### Exercise prompt
The answer must repeat each line of the material exactly.

### Extracted information

= = =

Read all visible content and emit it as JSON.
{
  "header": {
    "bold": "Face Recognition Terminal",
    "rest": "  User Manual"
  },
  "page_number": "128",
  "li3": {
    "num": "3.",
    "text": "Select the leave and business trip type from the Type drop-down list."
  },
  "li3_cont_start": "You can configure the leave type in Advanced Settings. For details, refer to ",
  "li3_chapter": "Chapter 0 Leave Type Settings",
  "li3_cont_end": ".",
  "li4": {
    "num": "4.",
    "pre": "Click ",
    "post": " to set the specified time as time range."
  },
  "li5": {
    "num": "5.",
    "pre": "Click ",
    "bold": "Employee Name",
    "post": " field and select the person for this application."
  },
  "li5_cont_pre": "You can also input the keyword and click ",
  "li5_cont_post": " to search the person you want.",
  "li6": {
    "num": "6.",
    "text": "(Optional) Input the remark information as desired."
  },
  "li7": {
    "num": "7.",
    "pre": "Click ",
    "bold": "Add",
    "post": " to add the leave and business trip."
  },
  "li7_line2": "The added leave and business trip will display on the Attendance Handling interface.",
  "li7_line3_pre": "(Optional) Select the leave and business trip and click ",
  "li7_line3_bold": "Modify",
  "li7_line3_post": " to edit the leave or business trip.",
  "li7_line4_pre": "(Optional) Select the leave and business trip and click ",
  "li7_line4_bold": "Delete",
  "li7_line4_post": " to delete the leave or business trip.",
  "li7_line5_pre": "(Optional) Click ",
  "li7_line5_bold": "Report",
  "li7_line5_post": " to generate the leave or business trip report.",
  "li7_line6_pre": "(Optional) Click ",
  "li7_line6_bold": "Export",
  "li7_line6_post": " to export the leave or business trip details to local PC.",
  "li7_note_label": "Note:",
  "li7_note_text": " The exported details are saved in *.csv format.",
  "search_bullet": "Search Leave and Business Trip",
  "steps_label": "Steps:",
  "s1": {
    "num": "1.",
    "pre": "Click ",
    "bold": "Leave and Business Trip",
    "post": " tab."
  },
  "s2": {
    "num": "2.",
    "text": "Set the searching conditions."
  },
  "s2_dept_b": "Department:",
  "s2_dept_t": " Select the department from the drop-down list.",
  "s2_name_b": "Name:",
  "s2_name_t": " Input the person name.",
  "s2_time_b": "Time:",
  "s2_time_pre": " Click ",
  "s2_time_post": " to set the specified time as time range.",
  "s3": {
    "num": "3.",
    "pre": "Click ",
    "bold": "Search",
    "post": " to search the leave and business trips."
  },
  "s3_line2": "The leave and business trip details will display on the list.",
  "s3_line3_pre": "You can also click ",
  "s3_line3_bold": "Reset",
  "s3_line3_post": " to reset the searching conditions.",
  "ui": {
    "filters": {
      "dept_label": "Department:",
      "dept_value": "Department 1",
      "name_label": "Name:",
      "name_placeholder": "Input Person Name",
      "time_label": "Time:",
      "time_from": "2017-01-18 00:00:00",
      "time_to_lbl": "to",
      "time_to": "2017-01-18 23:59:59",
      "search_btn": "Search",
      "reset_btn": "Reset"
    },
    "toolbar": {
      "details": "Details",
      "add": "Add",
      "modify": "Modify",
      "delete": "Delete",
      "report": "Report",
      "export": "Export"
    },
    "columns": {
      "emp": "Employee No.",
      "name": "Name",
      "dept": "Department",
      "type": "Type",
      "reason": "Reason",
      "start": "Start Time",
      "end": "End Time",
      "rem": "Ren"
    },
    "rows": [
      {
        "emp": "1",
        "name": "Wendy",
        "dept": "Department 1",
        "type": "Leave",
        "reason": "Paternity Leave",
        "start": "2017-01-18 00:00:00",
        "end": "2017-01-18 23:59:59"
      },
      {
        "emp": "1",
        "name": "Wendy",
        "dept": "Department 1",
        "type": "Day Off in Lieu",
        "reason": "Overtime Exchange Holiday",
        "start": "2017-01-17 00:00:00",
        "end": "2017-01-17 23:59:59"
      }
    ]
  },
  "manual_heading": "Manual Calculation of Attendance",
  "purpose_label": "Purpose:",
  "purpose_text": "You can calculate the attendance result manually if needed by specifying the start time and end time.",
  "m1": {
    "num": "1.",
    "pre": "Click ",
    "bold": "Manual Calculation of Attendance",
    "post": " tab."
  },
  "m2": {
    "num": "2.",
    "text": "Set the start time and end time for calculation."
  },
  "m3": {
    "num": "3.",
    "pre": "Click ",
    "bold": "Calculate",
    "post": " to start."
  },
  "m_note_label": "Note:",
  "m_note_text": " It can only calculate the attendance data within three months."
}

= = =

### Result of this task
Read all visible content and emit it as JSON.
{
  "header": {
    "bold": "Face Recognition Terminal",
    "rest": "  User Manual"
  },
  "page_number": "128",
  "li3": {
    "num": "3.",
    "text": "Select the leave and business trip type from the Type drop-down list."
  },
  "li3_cont_start": "You can configure the leave type in Advanced Settings. For details, refer to ",
  "li3_chapter": "Chapter 0 Leave Type Settings",
  "li3_cont_end": ".",
  "li4": {
    "num": "4.",
    "pre": "Click ",
    "post": " to set the specified time as time range."
  },
  "li5": {
    "num": "5.",
    "pre": "Click ",
    "bold": "Employee Name",
    "post": " field and select the person for this application."
  },
  "li5_cont_pre": "You can also input the keyword and click ",
  "li5_cont_post": " to search the person you want.",
  "li6": {
    "num": "6.",
    "text": "(Optional) Input the remark information as desired."
  },
  "li7": {
    "num": "7.",
    "pre": "Click ",
    "bold": "Add",
    "post": " to add the leave and business trip."
  },
  "li7_line2": "The added leave and business trip will display on the Attendance Handling interface.",
  "li7_line3_pre": "(Optional) Select the leave and business trip and click ",
  "li7_line3_bold": "Modify",
  "li7_line3_post": " to edit the leave or business trip.",
  "li7_line4_pre": "(Optional) Select the leave and business trip and click ",
  "li7_line4_bold": "Delete",
  "li7_line4_post": " to delete the leave or business trip.",
  "li7_line5_pre": "(Optional) Click ",
  "li7_line5_bold": "Report",
  "li7_line5_post": " to generate the leave or business trip report.",
  "li7_line6_pre": "(Optional) Click ",
  "li7_line6_bold": "Export",
  "li7_line6_post": " to export the leave or business trip details to local PC.",
  "li7_note_label": "Note:",
  "li7_note_text": " The exported details are saved in *.csv format.",
  "search_bullet": "Search Leave and Business Trip",
  "steps_label": "Steps:",
  "s1": {
    "num": "1.",
    "pre": "Click ",
    "bold": "Leave and Business Trip",
    "post": " tab."
  },
  "s2": {
    "num": "2.",
    "text": "Set the searching conditions."
  },
  "s2_dept_b": "Department:",
  "s2_dept_t": " Select the department from the drop-down list.",
  "s2_name_b": "Name:",
  "s2_name_t": " Input the person name.",
  "s2_time_b": "Time:",
  "s2_time_pre": " Click ",
  "s2_time_post": " to set the specified time as time range.",
  "s3": {
    "num": "3.",
    "pre": "Click ",
    "bold": "Search",
    "post": " to search the leave and business trips."
  },
  "s3_line2": "The leave and business trip details will display on the list.",
  "s3_line3_pre": "You can also click ",
  "s3_line3_bold": "Reset",
  "s3_line3_post": " to reset the searching conditions.",
  "ui": {
    "filters": {
      "dept_label": "Department:",
      "dept_value": "Department 1",
      "name_label": "Name:",
      "name_placeholder": "Input Person Name",
      "time_label": "Time:",
      "time_from": "2017-01-18 00:00:00",
      "time_to_lbl": "to",
      "time_to": "2017-01-18 23:59:59",
      "search_btn": "Search",
      "reset_btn": "Reset"
    },
    "toolbar": {
      "details": "Details",
      "add": "Add",
      "modify": "Modify",
      "delete": "Delete",
      "report": "Report",
      "export": "Export"
    },
    "columns": {
      "emp": "Employee No.",
      "name": "Name",
      "dept": "Department",
      "type": "Type",
      "reason": "Reason",
      "start": "Start Time",
      "end": "End Time",
      "rem": "Ren"
    },
    "rows": [
      {
        "emp": "1",
        "name": "Wendy",
        "dept": "Department 1",
        "type": "Leave",
        "reason": "Paternity Leave",
        "start": "2017-01-18 00:00:00",
        "end": "2017-01-18 23:59:59"
      },
      {
        "emp": "1",
        "name": "Wendy",
        "dept": "Department 1",
        "type": "Day Off in Lieu",
        "reason": "Overtime Exchange Holiday",
        "start": "2017-01-17 00:00:00",
        "end": "2017-01-17 23:59:59"
      }
    ]
  },
  "manual_heading": "Manual Calculation of Attendance",
  "purpose_label": "Purpose:",
  "purpose_text": "You can calculate the attendance result manually if needed by specifying the start time and end time.",
  "m1": {
    "num": "1.",
    "pre": "Click ",
    "bold": "Manual Calculation of Attendance",
    "post": " tab."
  },
  "m2": {
    "num": "2.",
    "text": "Set the start time and end time for calculation."
  },
  "m3": {
    "num": "3.",
    "pre": "Click ",
    "bold": "Calculate",
    "post": " to start."
  },
  "m_note_label": "Note:",
  "m_note_text": " It can only calculate the attendance data within three months."
}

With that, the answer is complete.